Chinese archeologists have unearthed paths, drains and walls at an archaeological site dating back from the Song Dynasty (960-1276) to the Yuan Dynasty (1271-1368) in Southwest China's Chongqing municipality.
The Chongqing Municipal Institute of Cultural Heritage said the site, located in Yuzhong district, was an ancient administrative building for the government of the Song Dynasty and a military and political center at that time.
The institute carried out an excavation from August to December 2019. An 810-square-meter area has been excavated, and the stylobate of a rammed earth structure, dwelling sites, roads, drains, pits and stone and brick walls were found at the site.
Cai Yalin, an expert with the institute, said the stylobate of the rammed earth structure was about 71 meters in width and 28 meters in depth, which was larger than other similar structures during that period.

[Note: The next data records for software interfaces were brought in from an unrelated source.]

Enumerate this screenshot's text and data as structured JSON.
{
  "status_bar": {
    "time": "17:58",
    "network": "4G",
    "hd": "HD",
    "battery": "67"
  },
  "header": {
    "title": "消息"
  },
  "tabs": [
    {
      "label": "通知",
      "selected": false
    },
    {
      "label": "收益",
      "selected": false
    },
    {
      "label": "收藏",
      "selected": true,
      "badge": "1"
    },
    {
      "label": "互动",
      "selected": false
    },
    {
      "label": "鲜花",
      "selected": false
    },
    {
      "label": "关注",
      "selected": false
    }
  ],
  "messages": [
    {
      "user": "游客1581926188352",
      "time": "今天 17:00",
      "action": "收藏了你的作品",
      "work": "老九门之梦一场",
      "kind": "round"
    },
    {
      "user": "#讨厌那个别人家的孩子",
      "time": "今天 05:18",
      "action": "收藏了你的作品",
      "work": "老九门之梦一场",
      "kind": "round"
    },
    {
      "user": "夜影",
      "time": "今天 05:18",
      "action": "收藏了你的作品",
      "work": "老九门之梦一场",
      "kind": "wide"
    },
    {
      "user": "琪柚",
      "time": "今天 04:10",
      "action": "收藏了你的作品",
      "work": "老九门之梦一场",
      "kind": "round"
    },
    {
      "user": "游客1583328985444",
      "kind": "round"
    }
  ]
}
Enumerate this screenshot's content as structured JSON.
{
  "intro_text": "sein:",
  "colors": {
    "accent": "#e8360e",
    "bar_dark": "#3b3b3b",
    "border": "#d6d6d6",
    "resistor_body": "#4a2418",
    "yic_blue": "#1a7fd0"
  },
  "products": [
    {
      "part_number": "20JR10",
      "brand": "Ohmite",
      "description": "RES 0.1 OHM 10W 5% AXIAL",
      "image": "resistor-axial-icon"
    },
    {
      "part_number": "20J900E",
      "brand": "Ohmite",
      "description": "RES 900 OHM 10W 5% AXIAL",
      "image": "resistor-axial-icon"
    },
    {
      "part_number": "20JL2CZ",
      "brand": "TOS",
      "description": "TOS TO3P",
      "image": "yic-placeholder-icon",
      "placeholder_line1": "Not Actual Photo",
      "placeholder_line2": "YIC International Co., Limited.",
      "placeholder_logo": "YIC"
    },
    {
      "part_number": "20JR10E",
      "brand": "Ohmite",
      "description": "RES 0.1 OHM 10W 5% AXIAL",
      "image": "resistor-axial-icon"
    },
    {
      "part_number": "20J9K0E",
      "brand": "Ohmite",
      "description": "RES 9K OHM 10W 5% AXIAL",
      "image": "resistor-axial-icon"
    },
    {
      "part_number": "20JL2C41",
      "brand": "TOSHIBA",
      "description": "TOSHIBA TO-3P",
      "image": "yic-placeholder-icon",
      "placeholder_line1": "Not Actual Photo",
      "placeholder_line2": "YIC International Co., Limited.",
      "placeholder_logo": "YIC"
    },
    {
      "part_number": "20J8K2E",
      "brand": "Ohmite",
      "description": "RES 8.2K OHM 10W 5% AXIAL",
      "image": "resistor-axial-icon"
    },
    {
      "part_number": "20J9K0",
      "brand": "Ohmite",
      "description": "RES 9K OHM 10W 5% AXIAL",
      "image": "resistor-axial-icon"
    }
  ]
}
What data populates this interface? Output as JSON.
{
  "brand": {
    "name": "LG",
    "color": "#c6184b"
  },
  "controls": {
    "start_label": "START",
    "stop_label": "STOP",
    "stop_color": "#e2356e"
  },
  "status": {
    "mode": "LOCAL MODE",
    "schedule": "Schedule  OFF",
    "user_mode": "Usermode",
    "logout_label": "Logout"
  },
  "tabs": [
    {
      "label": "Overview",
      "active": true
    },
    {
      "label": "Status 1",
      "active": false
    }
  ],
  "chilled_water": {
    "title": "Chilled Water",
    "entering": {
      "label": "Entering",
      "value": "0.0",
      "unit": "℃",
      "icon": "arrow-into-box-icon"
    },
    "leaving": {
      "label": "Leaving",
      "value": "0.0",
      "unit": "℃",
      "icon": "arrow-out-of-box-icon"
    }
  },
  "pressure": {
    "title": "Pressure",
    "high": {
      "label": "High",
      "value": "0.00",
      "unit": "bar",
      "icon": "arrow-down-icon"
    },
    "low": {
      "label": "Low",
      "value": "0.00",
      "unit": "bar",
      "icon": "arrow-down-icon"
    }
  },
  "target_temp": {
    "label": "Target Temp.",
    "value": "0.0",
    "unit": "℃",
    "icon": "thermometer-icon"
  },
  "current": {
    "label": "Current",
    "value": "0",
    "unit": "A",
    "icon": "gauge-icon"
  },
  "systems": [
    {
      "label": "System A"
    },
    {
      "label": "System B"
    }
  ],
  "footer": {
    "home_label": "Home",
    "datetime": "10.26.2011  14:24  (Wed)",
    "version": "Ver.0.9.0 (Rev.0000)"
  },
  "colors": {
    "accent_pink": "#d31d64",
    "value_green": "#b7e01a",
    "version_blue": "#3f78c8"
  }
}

Cai said the new discoveries provided new clues to the study of the architectural skills in the Song Dynasty.